Top of Material shown

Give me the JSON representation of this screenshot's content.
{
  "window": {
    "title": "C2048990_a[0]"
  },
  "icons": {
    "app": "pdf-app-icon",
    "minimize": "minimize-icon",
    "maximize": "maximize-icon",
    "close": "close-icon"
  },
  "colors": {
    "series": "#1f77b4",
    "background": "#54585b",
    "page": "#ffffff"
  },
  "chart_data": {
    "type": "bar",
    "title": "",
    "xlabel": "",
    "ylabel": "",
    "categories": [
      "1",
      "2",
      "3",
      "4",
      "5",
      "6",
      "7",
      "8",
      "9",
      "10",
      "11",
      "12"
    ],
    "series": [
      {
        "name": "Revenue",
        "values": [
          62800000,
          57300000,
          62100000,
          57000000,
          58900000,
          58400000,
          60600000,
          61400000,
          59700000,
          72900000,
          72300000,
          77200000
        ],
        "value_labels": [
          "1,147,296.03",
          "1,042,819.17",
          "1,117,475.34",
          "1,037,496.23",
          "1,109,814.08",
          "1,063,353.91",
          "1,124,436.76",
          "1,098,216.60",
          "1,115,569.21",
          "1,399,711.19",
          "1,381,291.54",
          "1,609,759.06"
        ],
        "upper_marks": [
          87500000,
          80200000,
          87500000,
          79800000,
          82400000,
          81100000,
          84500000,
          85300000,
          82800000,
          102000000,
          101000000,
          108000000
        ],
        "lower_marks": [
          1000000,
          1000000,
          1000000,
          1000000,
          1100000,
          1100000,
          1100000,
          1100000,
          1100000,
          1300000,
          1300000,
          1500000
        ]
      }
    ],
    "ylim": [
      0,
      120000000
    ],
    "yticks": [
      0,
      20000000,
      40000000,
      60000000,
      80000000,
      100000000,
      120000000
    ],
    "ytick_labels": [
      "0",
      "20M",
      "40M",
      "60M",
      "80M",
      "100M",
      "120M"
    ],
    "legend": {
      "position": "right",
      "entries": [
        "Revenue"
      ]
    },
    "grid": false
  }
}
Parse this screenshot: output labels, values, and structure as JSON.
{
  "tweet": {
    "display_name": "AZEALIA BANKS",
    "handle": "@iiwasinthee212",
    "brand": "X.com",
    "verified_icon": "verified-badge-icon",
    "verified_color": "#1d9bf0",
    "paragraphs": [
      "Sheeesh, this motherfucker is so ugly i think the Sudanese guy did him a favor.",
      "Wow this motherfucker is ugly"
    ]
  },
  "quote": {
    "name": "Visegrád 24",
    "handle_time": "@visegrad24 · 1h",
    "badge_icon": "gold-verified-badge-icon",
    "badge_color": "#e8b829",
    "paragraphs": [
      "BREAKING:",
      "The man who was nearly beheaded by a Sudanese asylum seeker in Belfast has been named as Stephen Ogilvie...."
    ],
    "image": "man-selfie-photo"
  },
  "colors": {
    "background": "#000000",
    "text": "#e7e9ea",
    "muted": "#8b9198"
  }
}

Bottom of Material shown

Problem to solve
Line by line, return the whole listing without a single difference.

Answer box
Give me the JSON representation of this screenshot's content.
{
  "window": {
    "title": "C2048990_a[0]"
  },
  "icons": {
    "app": "pdf-app-icon",
    "minimize": "minimize-icon",
    "maximize": "maximize-icon",
    "close": "close-icon"
  },
  "colors": {
    "series": "#1f77b4",
    "background": "#54585b",
    "page": "#ffffff"
  },
  "chart_data": {
    "type": "bar",
    "title": "",
    "xlabel": "",
    "ylabel": "",
    "categories": [
      "1",
      "2",
      "3",
      "4",
      "5",
      "6",
      "7",
      "8",
      "9",
      "10",
      "11",
      "12"
    ],
    "series": [
      {
        "name": "Revenue",
        "values": [
          62800000,
          57300000,
          62100000,
          57000000,
          58900000,
          58400000,
          60600000,
          61400000,
          59700000,
          72900000,
          72300000,
          77200000
        ],
        "value_labels": [
          "1,147,296.03",
          "1,042,819.17",
          "1,117,475.34",
          "1,037,496.23",
          "1,109,814.08",
          "1,063,353.91",
          "1,124,436.76",
          "1,098,216.60",
          "1,115,569.21",
          "1,399,711.19",
          "1,381,291.54",
          "1,609,759.06"
        ],
        "upper_marks": [
          87500000,
          80200000,
          87500000,
          79800000,
          82400000,
          81100000,
          84500000,
          85300000,
          82800000,
          102000000,
          101000000,
          108000000
        ],
        "lower_marks": [
          1000000,
          1000000,
          1000000,
          1000000,
          1100000,
          1100000,
          1100000,
          1100000,
          1100000,
          1300000,
          1300000,
          1500000
        ]
      }
    ],
    "ylim": [
      0,
      120000000
    ],
    "yticks": [
      0,
      20000000,
      40000000,
      60000000,
      80000000,
      100000000,
      120000000
    ],
    "ytick_labels": [
      "0",
      "20M",
      "40M",
      "60M",
      "80M",
      "100M",
      "120M"
    ],
    "legend": {
      "position": "right",
      "entries": [
        "Revenue"
      ]
    },
    "grid": false
  }
}
Parse this screenshot: output labels, values, and structure as JSON.
{
  "tweet": {
    "display_name": "AZEALIA BANKS",
    "handle": "@iiwasinthee212",
    "brand": "X.com",
    "verified_icon": "verified-badge-icon",
    "verified_color": "#1d9bf0",
    "paragraphs": [
      "Sheeesh, this motherfucker is so ugly i think the Sudanese guy did him a favor.",
      "Wow this motherfucker is ugly"
    ]
  },
  "quote": {
    "name": "Visegrád 24",
    "handle_time": "@visegrad24 · 1h",
    "badge_icon": "gold-verified-badge-icon",
    "badge_color": "#e8b829",
    "paragraphs": [
      "BREAKING:",
      "The man who was nearly beheaded by a Sudanese asylum seeker in Belfast has been named as Stephen Ogilvie...."
    ],
    "image": "man-selfie-photo"
  },
  "colors": {
    "background": "#000000",
    "text": "#e7e9ea",
    "muted": "#8b9198"
  }
}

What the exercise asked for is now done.